Hudson grants tenure but needs maintenance staff

HUDSON—The big news from the Hudson City School District (HCSD) Board of Education meeting June 15 was the upcoming retirement of Superintendent Maria L. Suttmeier effective January 2, 2022 (see “Hudson’s Suttmeier announces retirement,” June 17 issue). But the meeting also included teacher recognition, facilities updates and preparations for the new school year.

The board last week announced tenure, effective in September, for nine faculty and staff: Laura Backlund, English as a New Language; Thomas Giosa, Music; Brian Hoolihan, Social Studies; Joanne Lanuto, psychologist; Anna Oleson-Wheeler, elementary teacher; Kyle Roberts, Health; Megan Sullivan, elementary teacher; Hope VanTassel, speech teacher; Nichole Wordon, elementary teacher.

Most of those granted tenure have been with the Hudson City School District four years.

“I’ve really enjoyed working here,” said Mr. Giosa, who added that he looks forward to more years.

“It’s been a pleasure, I’m really proud,” said Ms. Lanuto.

Mr. Roberts said the last few years “flew by. Every year has been enjoyable.”

Student Representative to the Board Noshin Tasnim reported that the seniors on the Student Council had selected Meghan Abitabile as Teacher of the Year. Ms. Abitabile teaches social studies at Hudson High School.

In other staffing news, the HCSD has “a number of openings in the Buildings and Grounds Department,” reported board member Sage Carter.

“We’re currently doing the second round of interviews” for the open positions, Dr. Suttmeier said.

For the time being, Ms. Carter said, “We have been relying on our custodians and outside contractors” to meet the Buildings and Grounds needs. She thanked Jesse Boehme, the district business administrator, “for keeping it going,” she said.


‘It was delightful to know we could have a prom in person.’

Supt. Maria L. Suttmeier

Hudson City School District


Ms. Carter also reported that the Server Room will undergo an electrical upgrade during the summer, because its current electrical system is “insufficient.” On the other hand, she called the newly-rehabilitated baseball facilities “fantastic.”

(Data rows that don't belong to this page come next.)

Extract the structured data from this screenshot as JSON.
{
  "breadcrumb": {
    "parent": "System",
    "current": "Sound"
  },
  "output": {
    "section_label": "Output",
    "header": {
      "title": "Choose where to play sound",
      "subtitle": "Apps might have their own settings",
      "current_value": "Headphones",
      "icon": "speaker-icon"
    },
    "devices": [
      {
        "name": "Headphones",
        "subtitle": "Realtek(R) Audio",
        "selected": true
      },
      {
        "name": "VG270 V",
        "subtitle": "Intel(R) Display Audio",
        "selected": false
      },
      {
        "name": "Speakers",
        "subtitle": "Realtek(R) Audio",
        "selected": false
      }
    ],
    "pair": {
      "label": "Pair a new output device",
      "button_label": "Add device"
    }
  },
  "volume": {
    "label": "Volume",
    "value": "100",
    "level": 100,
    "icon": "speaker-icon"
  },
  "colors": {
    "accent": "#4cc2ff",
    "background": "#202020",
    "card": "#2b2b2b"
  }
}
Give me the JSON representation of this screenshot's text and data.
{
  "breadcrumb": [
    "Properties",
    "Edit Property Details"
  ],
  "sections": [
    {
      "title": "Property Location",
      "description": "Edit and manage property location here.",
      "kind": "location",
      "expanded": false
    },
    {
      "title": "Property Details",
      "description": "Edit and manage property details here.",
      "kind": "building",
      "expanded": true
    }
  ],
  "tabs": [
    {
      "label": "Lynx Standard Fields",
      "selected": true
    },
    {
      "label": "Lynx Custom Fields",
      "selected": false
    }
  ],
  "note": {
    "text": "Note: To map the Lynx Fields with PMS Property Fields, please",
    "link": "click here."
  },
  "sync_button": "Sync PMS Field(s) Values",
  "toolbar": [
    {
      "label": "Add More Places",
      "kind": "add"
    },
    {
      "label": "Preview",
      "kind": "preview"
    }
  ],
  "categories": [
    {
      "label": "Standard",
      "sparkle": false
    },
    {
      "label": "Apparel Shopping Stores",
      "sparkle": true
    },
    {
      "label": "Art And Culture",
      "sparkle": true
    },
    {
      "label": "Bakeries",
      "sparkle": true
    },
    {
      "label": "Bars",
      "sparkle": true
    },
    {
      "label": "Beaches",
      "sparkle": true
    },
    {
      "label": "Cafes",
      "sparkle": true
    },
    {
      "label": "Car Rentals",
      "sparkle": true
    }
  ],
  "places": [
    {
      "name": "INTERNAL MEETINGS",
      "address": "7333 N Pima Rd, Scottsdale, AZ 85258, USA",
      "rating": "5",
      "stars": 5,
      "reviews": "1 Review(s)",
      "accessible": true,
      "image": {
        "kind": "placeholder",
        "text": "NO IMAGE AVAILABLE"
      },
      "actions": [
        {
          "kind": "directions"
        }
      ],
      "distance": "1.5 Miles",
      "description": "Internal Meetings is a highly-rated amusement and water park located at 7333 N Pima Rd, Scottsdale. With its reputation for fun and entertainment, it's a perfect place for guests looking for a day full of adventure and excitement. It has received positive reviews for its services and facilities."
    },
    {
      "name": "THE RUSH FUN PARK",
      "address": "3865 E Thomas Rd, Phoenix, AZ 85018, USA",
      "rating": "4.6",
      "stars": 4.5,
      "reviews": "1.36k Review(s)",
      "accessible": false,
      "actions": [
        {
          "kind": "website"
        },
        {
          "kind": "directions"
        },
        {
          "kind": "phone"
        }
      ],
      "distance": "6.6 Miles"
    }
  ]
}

For summer school, Mr. Boehme reported, the district is seeking bids for 12 bus runs. But some contracted transportation costs can increase 3.2% over last year. “This is a surprise to me,’ he said, because in previous years the increase has been about 1%. Mr. Boehme said the reasons for the increases include the “skyrocketing cost of oil and other commodities.”

Earlier this month HCSD sent a survey to the community to help create a spending plan for the $5.9 million the federal government is allocating for the district to help overcome the effects of the pandemic. At the June 15 meeting, she reported that preliminary survey results showed that the most popular possibilities include Social Emotional Learning and Safety/Security.

In one result of the relaxation of Covid-19 prevention requirements, “It was delightful to know we could have a prom in person,” Dr. Suttmeier remarked. “Chaperons said, ‘It’s so wonderful to see the kids happy to see each other.’ ”

But just before last week’s board meeting Governor Cuomo removed Covid restrictions from many places but not schools. This caused questions. “We need clear guidance,” said Dr. Suttmeier. The HCSD wants the cohort requirement removed, for more flexibility. Additionally, she said, the district wants to reduce the required social distance on school buses.

Also at the meeting:

* Ms. Carter reported the district is looking for a “dial timer” for the tennis court lights

* The board gave outgoing member Linda Hopkins a plaque. “It’s been an absolute honor to work with all of you,” she said.

The next meeting of the Hudson City School District Board of Education will kick off the 2021-22 school year, as it will take place Thursday, July 1, at 6 p.m. at Hudson High School. That’s two days later and a half hour earlier than previous board meetings.

Comments are closed.